So here we are, basking in the glow that comes from hiking Colorado’s highest mountain (Mt. Elbert at 14,433 feet), and return to find Detroit’s Ford Field, Chicago’s Soldier Field, Minneapolis’ Metrodome and Cleveland’s Cleveland Brown Stadium will make a push to host the Big Ten football chamionship game.
There’s just one problem. Indianapolis’ Lucas Oil Stadium is, by far, the best choice.
How do we know this?
Let’s take a look.
First, the Big Ten hasn’t OFFICIALLY decided to have a football championship game, but it will happen. Commissioner Jim Delany said as much when Nebraska joined the Big Ten earlier in the summer, starting in the season of 2011. The league is set to make a gazillion dollars off of it, if it’s done right. That means, in part, selecting the best site.
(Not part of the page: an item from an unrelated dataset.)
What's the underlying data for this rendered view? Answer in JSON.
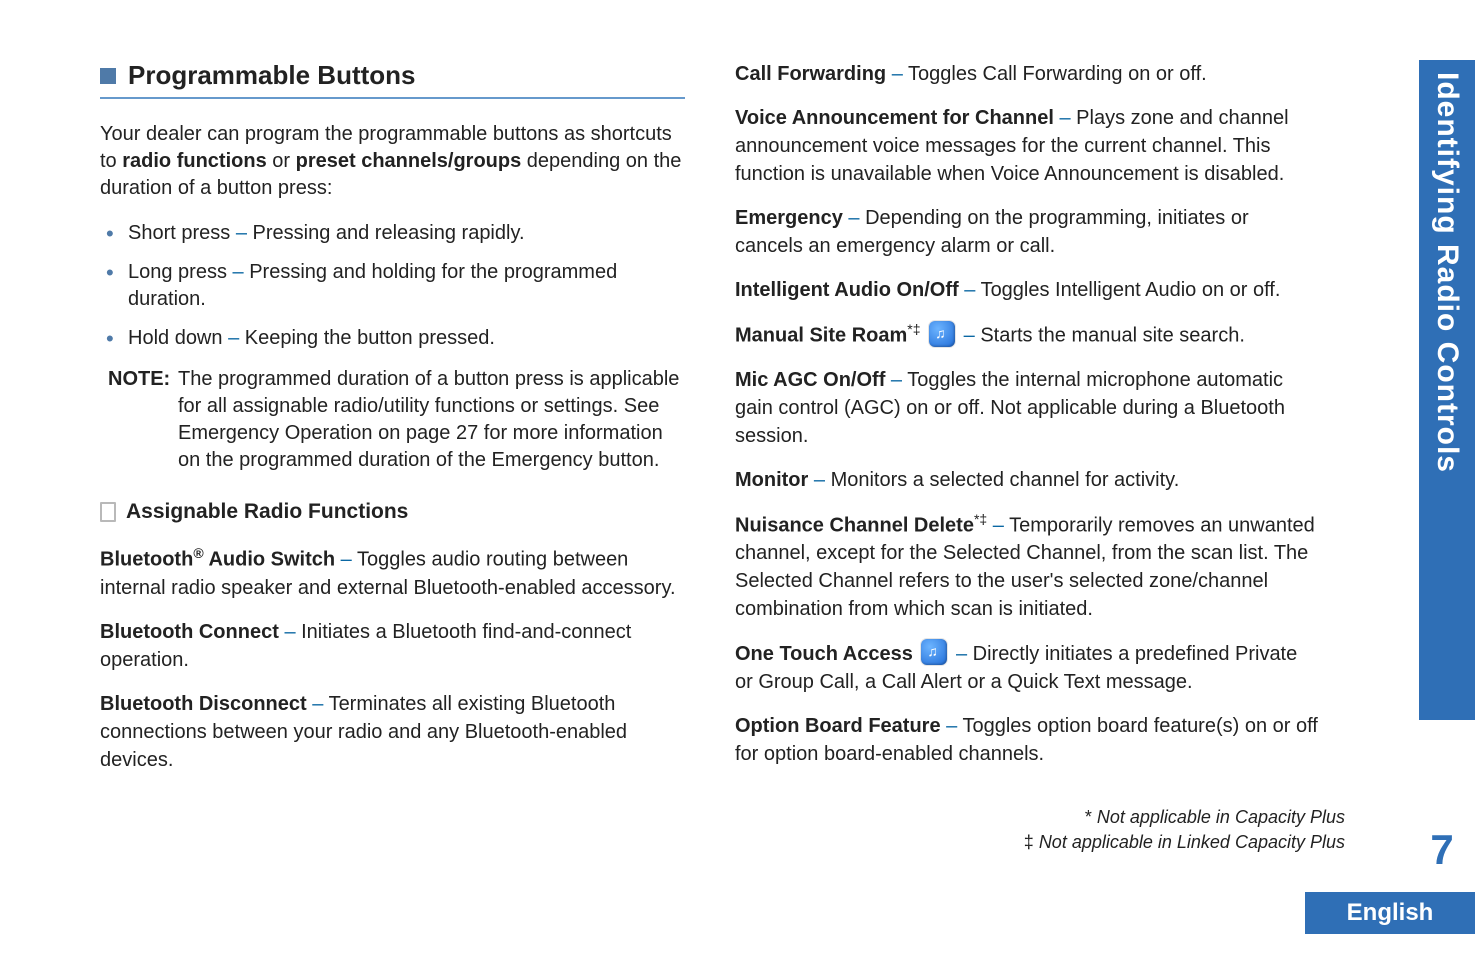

The Big Ten wraps up its regular season the Saturday before Thanksgiving, so the championship game would either come right after Thanksgiving or the first Saturday in December.
Either way, it could be cold. That’s not a factor for Lucas Oil and the Metrodome, which are indoor stadiums. It will be factors for Cleveland and Chicago. Both are outdoor facilities.
Do you REALLY want to have games in December in Chicago and Cleveland? Yes, the Bears and Browns do it. Yes, those fans adapt to the conditions. Still, is it realistic to expect those stadiums to sell out in nasty weather? Do college football fans really want to put up with that. Maybe the first year or two given the novelty of the event, but after that, forget it.
So cut Chicago and Cleveland from the list.
Detroit and Minneapolis have big-time facilities, are are used to handling big-time events. Neither, however, are as accommodating as far as hotels, restaurants and bars as Indianapolis. Everything you could possibly want except St. Peter’s Pearly Gates are within easy walking distance. Plus, Indy is more centrally located than any other city. It is more fan friendly than any other place.
Lucas Oil Stadium was designed to hold major events, from Colts games to the NCAA Final Four to the Super Bowl. It is as fine a spots facility as there is in the world.
Finally, Indy officials know how to host major events. Every year they host the Big Ten Conference men’s and woman’s basketball conference tourneys in Indy, plus the Indy 500 and Brickyard 400. They have the resources, experience and system in place to handle the job.
Of course, Big Ten officials have not asked for our advice or input. They will do what they feel is best for the conference, and if that consists of rotating the site every year between the five interested cities, they’ll do it.
But if they want the most bang for their buck, make Lucas Oil Stadium the permanent host site.